# TASK PROMPT
Lift out all lines below that contain "Portal".
+---+
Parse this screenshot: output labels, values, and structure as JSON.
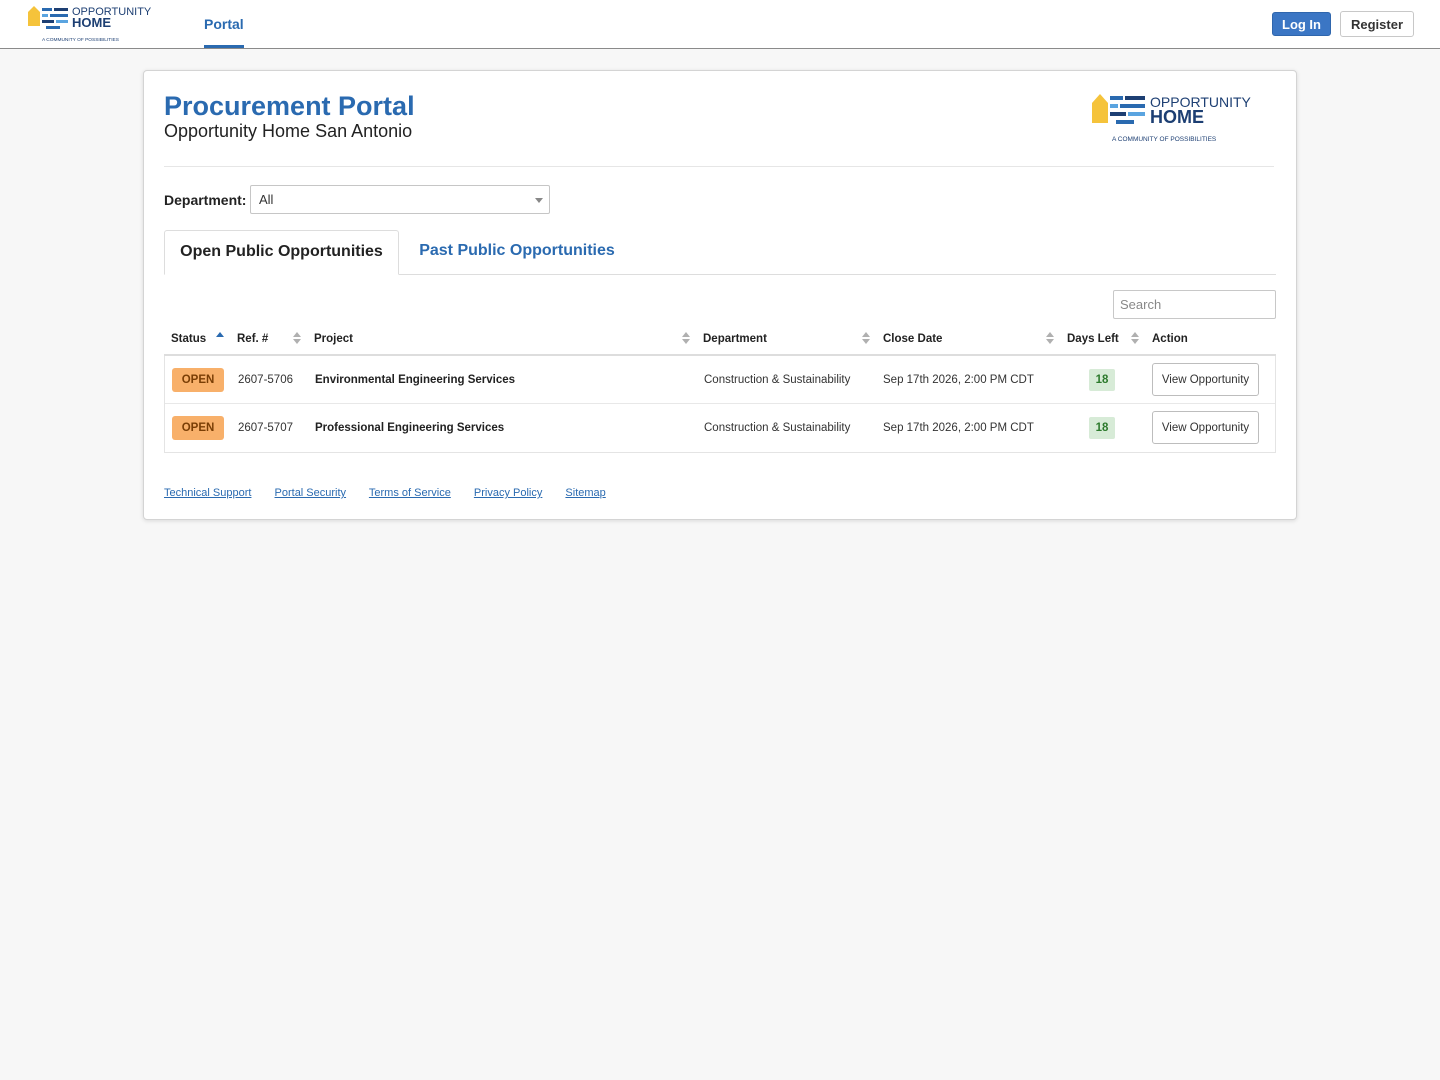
{
  "header": {
    "logo_brand_line1": "OPPORTUNITY",
    "logo_brand_line2": "HOME",
    "logo_tagline": "A COMMUNITY OF POSSIBILITIES",
    "nav_portal": "Portal",
    "login_label": "Log In",
    "register_label": "Register"
  },
  "page": {
    "title": "Procurement Portal",
    "subtitle": "Opportunity Home San Antonio"
  },
  "filter": {
    "department_label": "Department:",
    "department_value": "All"
  },
  "tabs": [
    {
      "label": "Open Public Opportunities",
      "active": true
    },
    {
      "label": "Past Public Opportunities",
      "active": false
    }
  ],
  "search": {
    "placeholder": "Search"
  },
  "table": {
    "columns": [
      "Status",
      "Ref. #",
      "Project",
      "Department",
      "Close Date",
      "Days Left",
      "Action"
    ],
    "rows": [
      {
        "status": "OPEN",
        "ref": "2607-5706",
        "project": "Environmental Engineering Services",
        "department": "Construction & Sustainability",
        "close_date": "Sep 17th 2026, 2:00 PM CDT",
        "days_left": "18",
        "action": "View Opportunity"
      },
      {
        "status": "OPEN",
        "ref": "2607-5707",
        "project": "Professional Engineering Services",
        "department": "Construction & Sustainability",
        "close_date": "Sep 17th 2026, 2:00 PM CDT",
        "days_left": "18",
        "action": "View Opportunity"
      }
    ]
  },
  "footer": {
    "links": [
      "Technical Support",
      "Portal Security",
      "Terms of Service",
      "Privacy Policy",
      "Sitemap"
    ]
  },
  "colors": {
    "brand_blue": "#2a6ab0",
    "logo_yellow": "#f5c33b",
    "status_open": "#f8b06a",
    "days_left_bg": "#d7ebd7"
  }
}
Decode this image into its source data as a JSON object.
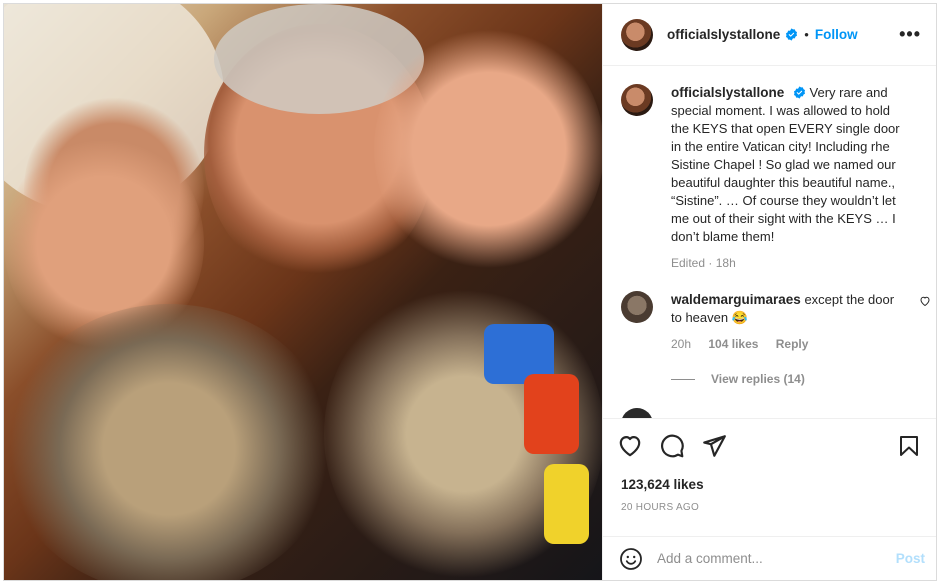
{
  "post": {
    "username": "officialslystallone",
    "follow_label": "Follow",
    "more_label": "•••",
    "caption": "Very rare and special moment. I was allowed to hold the KEYS that open EVERY single door in the entire Vatican city! Including rhe Sistine Chapel ! So glad we named our beautiful daughter this beautiful name., “Sistine”. … Of course they wouldn’t let me out of their sight with the KEYS … I don’t blame them!",
    "edited_label": "Edited",
    "edited_time": "18h",
    "likes": "123,624 likes",
    "timestamp": "20 HOURS AGO"
  },
  "comment": {
    "username": "waldemarguimaraes",
    "text": "except the door to heaven 😂",
    "time": "20h",
    "likes": "104 likes",
    "reply_label": "Reply",
    "view_replies": "View replies (14)"
  },
  "add_comment": {
    "placeholder": "Add a comment...",
    "post_label": "Post"
  },
  "icons": {
    "verified": "verified-badge-icon",
    "like": "heart-icon",
    "comment": "comment-bubble-icon",
    "share": "paper-plane-icon",
    "save": "bookmark-icon",
    "emoji": "smiley-icon",
    "more": "more-options-icon"
  },
  "colors": {
    "accent": "#0095f6",
    "muted": "#8e8e8e",
    "text": "#262626"
  }
}
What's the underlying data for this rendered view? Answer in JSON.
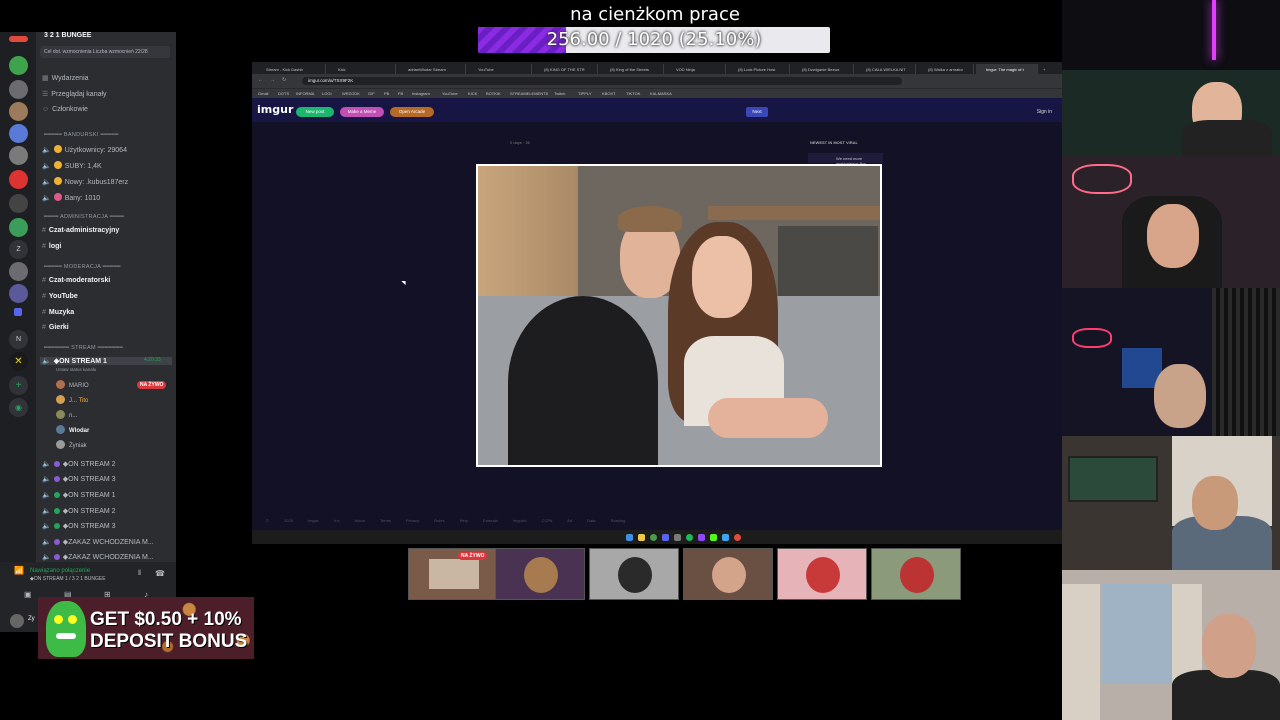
{
  "goal": {
    "title": "na cienżkom prace",
    "text": "256.00 / 1020 (25.10%)",
    "progress": 0.251
  },
  "discord": {
    "server_name": "3 2 1 BUNGEE",
    "boost_goal": "Cel dot. wzmocnienia Liczba wzmocnień 22/28",
    "menu": [
      "Wydarzenia",
      "Przeglądaj kanały",
      "Członkowie"
    ],
    "categories": {
      "banduriski": "BANDURSKI",
      "admin": "ADMINISTRACJA",
      "mod": "MODERACJA",
      "stream": "STREAM"
    },
    "stats": [
      "Użytkownicy: 29064",
      "SUBY: 1,4K",
      "Nowy: .kubus187erz",
      "Bany: 1010"
    ],
    "admin_channels": [
      "Czat-administracyjny",
      "logi"
    ],
    "mod_channels": [
      "Czat-moderatorski",
      "YouTube",
      "Muzyka",
      "Gierki"
    ],
    "stream_channel": "◆ON STREAM 1",
    "stream_time": "4:20:33",
    "stream_status": "Ustaw status kanału",
    "live_badge": "NA ŻYWO",
    "voice_users": [
      "MARIO",
      "J...",
      "n...",
      "Wlodar",
      "Żyniak"
    ],
    "voice_user_tag": "Tito",
    "other_channels": [
      "◆ON STREAM 2",
      "◆ON STREAM 3",
      "◆ON STREAM 1",
      "◆ON STREAM 2",
      "◆ON STREAM 3",
      "◆ZAKAZ WCHODZENIA M...",
      "◆ZAKAZ WCHODZENIA M..."
    ],
    "voice_status": "Nawiązano połączenie",
    "voice_sub": "◆ON STREAM 1 / 3 2 1 BUNGEE",
    "user_short": "Zy"
  },
  "ad": {
    "line1": "GET $0.50 + 10%",
    "line2": "DEPOSIT BONUS"
  },
  "browser": {
    "tabs": [
      "Stream - Kick Dashb",
      "Kick",
      "adrianWlodar Stream",
      "YouTube",
      "(8) KING OF THE STR",
      "(8) King of the Streets",
      "VOD Ninja",
      "(8) Lock Picture Host",
      "(8) Dzwiganie Bezwz",
      "(8) CAŁA WIELKA NIT",
      "(8) Walka z armator",
      "Imgur: The magic of t"
    ],
    "url": "imgur.com/a/TSX9F2K",
    "bookmarks": [
      "Gmail",
      "DOTS",
      "INFORMA",
      "LOGI",
      "WRZODK",
      "GIF",
      "PB",
      "FB",
      "Instagram",
      "YouTube",
      "KICK",
      "BOTKIK",
      "STREAMELEMENTS",
      "Twitch",
      "TIPPLY",
      "KBOXT",
      "TIKTOK",
      "KIA-MASKA"
    ],
    "imgur": {
      "logo": "imgur",
      "new_post": "New post",
      "make_meme": "Make a Meme",
      "open_arcade": "Open Arcade",
      "search_btn": "Next",
      "sign_in": "Sign in"
    },
    "post_meta": "0 days · 36",
    "newest_title": "NEWEST IN MOST VIRAL",
    "newest_item": "We need more ambivalence like",
    "footer": "© 2025 Imgur, Inc  About  Terms  Privacy  Rules  Help  Emerald  Imgurfo  CCPA  Ad Data  Ranking"
  },
  "thumb_live": "NA ŻYWO",
  "colors": {
    "accent": "#8a2be2",
    "live": "#da373c",
    "discord_bg": "#2b2d31",
    "imgur_bg": "#121126"
  }
}
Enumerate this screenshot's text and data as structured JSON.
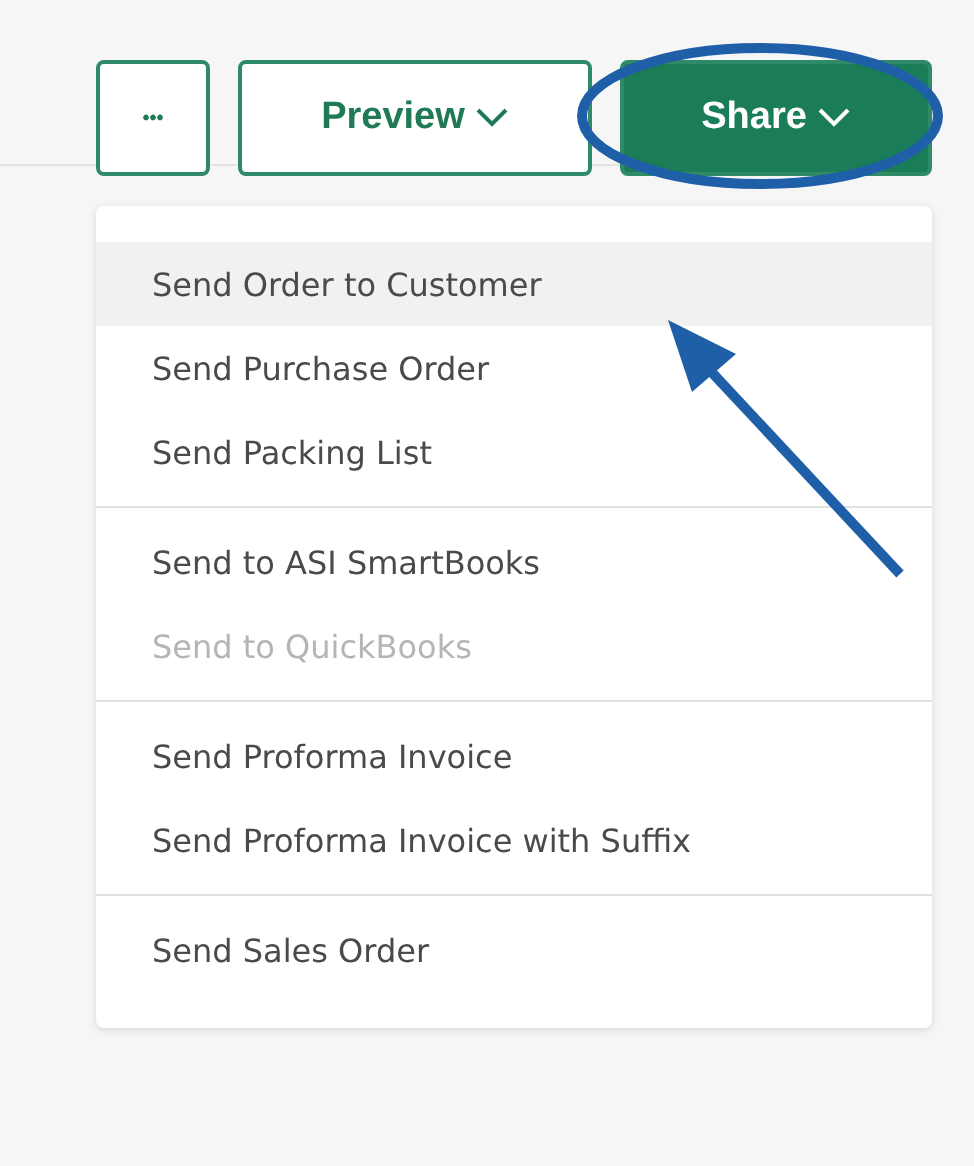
{
  "toolbar": {
    "buttons": [
      {
        "kind": "more",
        "label": "•••"
      },
      {
        "kind": "dropdown",
        "label": "Preview",
        "selected": false
      },
      {
        "kind": "dropdown",
        "label": "Share",
        "selected": true
      }
    ]
  },
  "menu": {
    "groups": [
      {
        "items": [
          {
            "label": "Send Order to Customer",
            "selected": true,
            "disabled": false
          },
          {
            "label": "Send Purchase Order",
            "selected": false,
            "disabled": false
          },
          {
            "label": "Send Packing List",
            "selected": false,
            "disabled": false
          }
        ]
      },
      {
        "items": [
          {
            "label": "Send to ASI SmartBooks",
            "selected": false,
            "disabled": false
          },
          {
            "label": "Send to QuickBooks",
            "selected": false,
            "disabled": true
          }
        ]
      },
      {
        "items": [
          {
            "label": "Send Proforma Invoice",
            "selected": false,
            "disabled": false
          },
          {
            "label": "Send Proforma Invoice with Suffix",
            "selected": false,
            "disabled": false
          }
        ]
      },
      {
        "items": [
          {
            "label": "Send Sales Order",
            "selected": false,
            "disabled": false
          }
        ]
      }
    ]
  }
}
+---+
# TASK OUTPUT
    "nav_portal": "Portal",
    "title": "Procurement Portal",
      "Portal Security",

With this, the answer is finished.